- Check Public Records: In states like Tennessee, you can search for liens online through court systems. Visit your county’s records office website or go in person for help.
- Review Settlement Documents: If you get settlements for personal injury or wrongful death, the agreement might mention Medicaid lien rights. Consult the lawyer who handled your case for clarification.
- Ask Healthcare Providers: Hospitals and long-term care facilities that accept your Medicaid might inform you about any liens on your record.
Types of Medicaid Liens
There are two main types of Medicaid liens:
- Estate Recovery Liens: These are the most common and apply to any assets owned by the recipient at the time of their death.
- Transfer of Assets Liens: These apply when assets are transferred to someone else within a specific period before the individual qualifies for Medicaid, potentially deeming the transfer fraudulent.
How Do I Know If I Have a Medicaid Lien? Right Time to Get Help
Knowing when to seek help with a Medicaid lien is crucial. Ideally, address it proactively before it creates financial hardship. Consider seeking legal advice:
- If you suspect a lien but can’t confirm it.
- If you have questions about the validity or amount of the lien.
- If you want to explore options for reducing or eliminating the lien.
- If you’re planning to sell or transfer assets that might be subject to the lien.
Benefits of a Medicaid Lien
While the idea of a lien might seem undesirable, some benefits deserve mention:
- Access to critical healthcare: For many, Medicaid ensures access to life-saving care they wouldn’t otherwise afford. The lien mechanism allows the state to recoup some costs, enabling them to continue providing such assistance to others.
- Spousal protection: In some states, certain assets owned by a spouse are protected from the lien, ensuring financial security for surviving partners.
Key Points About Medicaid Liens?
Nick Greenlight is an experienced individual in the financial sector, with knowledge spanning from investment management to income tax preparation.

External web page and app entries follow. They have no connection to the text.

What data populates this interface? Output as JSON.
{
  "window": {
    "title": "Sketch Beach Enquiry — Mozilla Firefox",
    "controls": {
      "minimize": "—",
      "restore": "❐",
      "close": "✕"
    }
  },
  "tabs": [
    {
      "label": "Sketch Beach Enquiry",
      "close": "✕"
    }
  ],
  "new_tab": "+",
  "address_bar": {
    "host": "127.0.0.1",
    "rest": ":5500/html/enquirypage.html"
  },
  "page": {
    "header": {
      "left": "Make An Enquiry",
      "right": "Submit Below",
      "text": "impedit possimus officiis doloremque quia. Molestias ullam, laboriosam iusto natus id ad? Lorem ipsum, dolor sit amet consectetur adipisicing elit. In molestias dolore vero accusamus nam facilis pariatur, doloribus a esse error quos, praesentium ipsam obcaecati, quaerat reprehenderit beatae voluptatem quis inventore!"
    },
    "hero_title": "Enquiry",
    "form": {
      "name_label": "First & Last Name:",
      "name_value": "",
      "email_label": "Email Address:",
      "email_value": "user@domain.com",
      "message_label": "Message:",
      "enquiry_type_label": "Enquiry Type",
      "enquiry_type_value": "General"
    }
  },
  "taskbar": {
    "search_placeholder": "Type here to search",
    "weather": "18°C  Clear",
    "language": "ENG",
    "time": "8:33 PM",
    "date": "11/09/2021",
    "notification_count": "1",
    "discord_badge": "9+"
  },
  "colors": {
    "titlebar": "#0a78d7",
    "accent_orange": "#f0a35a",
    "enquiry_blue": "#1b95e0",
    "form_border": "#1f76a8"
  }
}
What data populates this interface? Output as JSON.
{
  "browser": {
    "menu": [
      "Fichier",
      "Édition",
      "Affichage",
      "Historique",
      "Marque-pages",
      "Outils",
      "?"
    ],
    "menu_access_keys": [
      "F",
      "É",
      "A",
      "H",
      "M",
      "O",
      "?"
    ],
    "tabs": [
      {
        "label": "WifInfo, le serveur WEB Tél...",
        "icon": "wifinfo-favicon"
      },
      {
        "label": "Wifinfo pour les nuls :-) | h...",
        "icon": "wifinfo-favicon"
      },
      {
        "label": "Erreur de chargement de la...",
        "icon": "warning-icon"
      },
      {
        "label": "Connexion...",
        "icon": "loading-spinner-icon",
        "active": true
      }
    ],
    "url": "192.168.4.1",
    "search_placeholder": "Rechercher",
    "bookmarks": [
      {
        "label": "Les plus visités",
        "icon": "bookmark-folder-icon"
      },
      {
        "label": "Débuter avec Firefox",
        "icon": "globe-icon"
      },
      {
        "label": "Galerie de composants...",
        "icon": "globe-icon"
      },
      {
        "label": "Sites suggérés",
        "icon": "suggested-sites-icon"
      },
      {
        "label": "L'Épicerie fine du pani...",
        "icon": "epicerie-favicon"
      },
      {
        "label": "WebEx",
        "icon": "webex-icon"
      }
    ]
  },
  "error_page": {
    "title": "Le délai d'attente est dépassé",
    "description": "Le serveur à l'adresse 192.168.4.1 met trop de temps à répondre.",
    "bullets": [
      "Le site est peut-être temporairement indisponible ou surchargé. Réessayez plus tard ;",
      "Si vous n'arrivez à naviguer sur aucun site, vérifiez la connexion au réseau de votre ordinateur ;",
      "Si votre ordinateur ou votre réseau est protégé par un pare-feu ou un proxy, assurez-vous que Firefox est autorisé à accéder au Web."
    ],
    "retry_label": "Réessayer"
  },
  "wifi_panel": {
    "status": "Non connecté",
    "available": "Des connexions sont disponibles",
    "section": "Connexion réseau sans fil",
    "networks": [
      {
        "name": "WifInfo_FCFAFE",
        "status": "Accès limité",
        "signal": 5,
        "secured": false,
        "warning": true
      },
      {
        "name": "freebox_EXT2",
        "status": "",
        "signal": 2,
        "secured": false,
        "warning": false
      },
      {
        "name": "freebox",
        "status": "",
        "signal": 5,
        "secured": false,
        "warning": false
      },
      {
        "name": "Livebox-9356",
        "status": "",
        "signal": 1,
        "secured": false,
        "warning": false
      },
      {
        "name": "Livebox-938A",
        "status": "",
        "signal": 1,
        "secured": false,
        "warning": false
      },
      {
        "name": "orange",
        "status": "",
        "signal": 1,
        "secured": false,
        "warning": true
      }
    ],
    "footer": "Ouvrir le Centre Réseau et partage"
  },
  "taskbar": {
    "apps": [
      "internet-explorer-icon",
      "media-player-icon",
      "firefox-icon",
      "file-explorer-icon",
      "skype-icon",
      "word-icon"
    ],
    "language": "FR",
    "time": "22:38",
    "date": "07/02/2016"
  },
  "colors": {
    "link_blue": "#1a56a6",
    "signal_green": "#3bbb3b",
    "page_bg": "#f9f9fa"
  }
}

He has been writing informative essays on personal finance for over a decade and holds several credentials.